A psychological diagnosis sent him into denial, she said.

“He said, ‘I am not off my rocker.’ He wouldn’t open up and make himself vulnerable. He didn’t want to go to public functions. We had kids in elementary school and he withdrew.”

Ms. Medeiros said her husband’s despondency worried her enough that she didn’t want to leave him alone. She took time off from work to take care of him until he seemed more resolved to survive.

It took some time, she said, but he finally admitted to having post-traumatic stress syndrome, or PTSD, in order to get treatment.

Melissa Meadows worried when her husband, then-Capt. Chuck Meadows, was in Vietnam and she was trying to raise their first daughter. But she didn’t bear the emotional anxiety of his trauma because his years as a career Marine gave him daily access to people he could talk to about the horrors he endured.

He told her many of the stories, too, so she was able to put faces and places to names when she made the recent trip, her first to Vietnam

“I am always so proud of Chuck for what he does for his men — hugs, walks, late night phone calls. He is always there for them.”

Nancy and Chelsea Lucas went to the Dong Ba market one afternoon in Hue. The market lies along the Perfume River just east of the Truong Tien Bridge. The bridge was built in the early 1990s. The previous one, the one her husband, Larry, and the rest of his Golf Company buddies crossed on Jan. 31, 1968, had been damaged by mortar, rocket and machine gun fire.

Mr. Lucas made it across the bridge, but one block later he was wounded.

“We took a few minutes to take it all in,” Ms. Lucas said. “I told Chelsea, ‘Just close your eyes and try to imagine your father here at the age of 18.’

“This trip is more difficult than I thought it would be,” she said. “There is a place in him I have tried to get into for 33 years.

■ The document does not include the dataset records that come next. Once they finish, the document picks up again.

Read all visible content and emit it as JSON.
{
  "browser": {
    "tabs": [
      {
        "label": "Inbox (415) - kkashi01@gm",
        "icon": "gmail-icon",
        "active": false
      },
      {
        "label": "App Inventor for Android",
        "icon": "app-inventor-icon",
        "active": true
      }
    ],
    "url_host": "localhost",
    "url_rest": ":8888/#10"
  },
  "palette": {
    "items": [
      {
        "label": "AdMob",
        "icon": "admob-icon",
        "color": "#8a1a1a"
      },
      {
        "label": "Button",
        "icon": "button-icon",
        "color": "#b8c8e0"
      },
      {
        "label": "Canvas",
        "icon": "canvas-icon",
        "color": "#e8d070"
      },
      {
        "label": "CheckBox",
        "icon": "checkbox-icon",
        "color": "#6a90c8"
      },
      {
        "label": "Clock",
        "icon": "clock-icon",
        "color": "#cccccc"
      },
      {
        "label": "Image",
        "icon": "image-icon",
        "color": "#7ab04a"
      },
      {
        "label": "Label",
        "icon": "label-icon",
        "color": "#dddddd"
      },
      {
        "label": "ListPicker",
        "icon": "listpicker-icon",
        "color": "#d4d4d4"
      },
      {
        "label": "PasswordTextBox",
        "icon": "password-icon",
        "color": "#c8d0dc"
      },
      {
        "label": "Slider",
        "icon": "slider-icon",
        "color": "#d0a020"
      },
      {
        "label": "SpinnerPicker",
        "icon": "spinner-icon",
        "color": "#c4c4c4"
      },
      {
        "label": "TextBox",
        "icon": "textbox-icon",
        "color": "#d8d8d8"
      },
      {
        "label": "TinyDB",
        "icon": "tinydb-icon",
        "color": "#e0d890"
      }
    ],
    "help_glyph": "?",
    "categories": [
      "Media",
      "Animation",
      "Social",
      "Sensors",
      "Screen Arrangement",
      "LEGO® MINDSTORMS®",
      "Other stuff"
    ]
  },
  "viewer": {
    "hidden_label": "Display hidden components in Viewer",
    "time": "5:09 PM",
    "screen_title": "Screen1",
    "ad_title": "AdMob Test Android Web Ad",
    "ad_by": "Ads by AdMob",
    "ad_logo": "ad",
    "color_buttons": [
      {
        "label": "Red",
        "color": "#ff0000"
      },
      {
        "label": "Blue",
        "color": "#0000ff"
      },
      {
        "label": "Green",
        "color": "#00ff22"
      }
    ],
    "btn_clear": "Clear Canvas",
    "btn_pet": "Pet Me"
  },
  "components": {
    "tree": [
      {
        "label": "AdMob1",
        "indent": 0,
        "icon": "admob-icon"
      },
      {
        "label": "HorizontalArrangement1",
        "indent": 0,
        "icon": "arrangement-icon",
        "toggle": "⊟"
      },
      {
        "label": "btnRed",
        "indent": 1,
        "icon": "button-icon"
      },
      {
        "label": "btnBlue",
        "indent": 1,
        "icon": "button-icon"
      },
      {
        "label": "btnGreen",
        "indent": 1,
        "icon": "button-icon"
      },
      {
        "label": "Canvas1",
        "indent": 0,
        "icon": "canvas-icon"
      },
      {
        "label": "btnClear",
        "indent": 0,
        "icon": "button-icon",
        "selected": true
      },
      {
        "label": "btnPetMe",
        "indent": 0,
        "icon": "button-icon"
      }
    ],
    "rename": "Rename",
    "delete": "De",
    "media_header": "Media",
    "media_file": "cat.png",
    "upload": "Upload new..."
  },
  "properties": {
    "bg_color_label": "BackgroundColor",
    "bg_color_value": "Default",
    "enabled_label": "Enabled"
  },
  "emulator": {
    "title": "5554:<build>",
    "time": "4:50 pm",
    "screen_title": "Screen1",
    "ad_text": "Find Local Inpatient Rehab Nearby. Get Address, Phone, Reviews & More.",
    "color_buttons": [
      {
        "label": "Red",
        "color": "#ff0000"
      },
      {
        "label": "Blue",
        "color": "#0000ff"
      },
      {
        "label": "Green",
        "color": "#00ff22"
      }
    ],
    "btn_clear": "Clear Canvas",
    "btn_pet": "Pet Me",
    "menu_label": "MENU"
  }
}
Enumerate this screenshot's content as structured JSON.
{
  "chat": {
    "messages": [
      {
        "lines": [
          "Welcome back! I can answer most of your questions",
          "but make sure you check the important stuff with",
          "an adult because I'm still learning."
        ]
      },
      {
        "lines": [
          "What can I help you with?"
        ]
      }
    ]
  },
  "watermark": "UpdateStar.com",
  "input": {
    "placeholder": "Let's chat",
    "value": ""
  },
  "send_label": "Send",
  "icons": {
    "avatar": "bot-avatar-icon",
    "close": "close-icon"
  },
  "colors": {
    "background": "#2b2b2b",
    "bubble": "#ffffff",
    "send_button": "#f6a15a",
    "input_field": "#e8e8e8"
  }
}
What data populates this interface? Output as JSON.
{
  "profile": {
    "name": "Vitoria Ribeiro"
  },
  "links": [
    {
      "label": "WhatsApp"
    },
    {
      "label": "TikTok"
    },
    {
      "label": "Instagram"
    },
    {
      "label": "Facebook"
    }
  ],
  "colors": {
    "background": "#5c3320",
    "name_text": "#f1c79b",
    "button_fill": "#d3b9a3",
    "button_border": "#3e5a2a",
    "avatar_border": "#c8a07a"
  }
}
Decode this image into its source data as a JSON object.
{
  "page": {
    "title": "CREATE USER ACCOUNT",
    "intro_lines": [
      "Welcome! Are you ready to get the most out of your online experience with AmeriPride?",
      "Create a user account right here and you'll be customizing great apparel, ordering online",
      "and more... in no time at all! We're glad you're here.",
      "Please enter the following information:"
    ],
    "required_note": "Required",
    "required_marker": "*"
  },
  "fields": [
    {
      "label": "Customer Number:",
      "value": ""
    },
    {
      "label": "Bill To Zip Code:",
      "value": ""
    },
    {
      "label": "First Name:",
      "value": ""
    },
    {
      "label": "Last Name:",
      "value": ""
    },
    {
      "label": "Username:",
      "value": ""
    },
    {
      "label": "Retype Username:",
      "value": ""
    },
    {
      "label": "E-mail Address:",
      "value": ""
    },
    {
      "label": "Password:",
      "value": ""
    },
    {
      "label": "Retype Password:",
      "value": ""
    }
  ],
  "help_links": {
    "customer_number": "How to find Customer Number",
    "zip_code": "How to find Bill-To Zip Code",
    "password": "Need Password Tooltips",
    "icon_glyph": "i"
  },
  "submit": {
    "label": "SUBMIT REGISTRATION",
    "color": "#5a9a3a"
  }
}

I thought I’d be the one to reach him. That was my dream. I know now I never will.

“He has stayed steady, though, and maybe that’s what I needed.”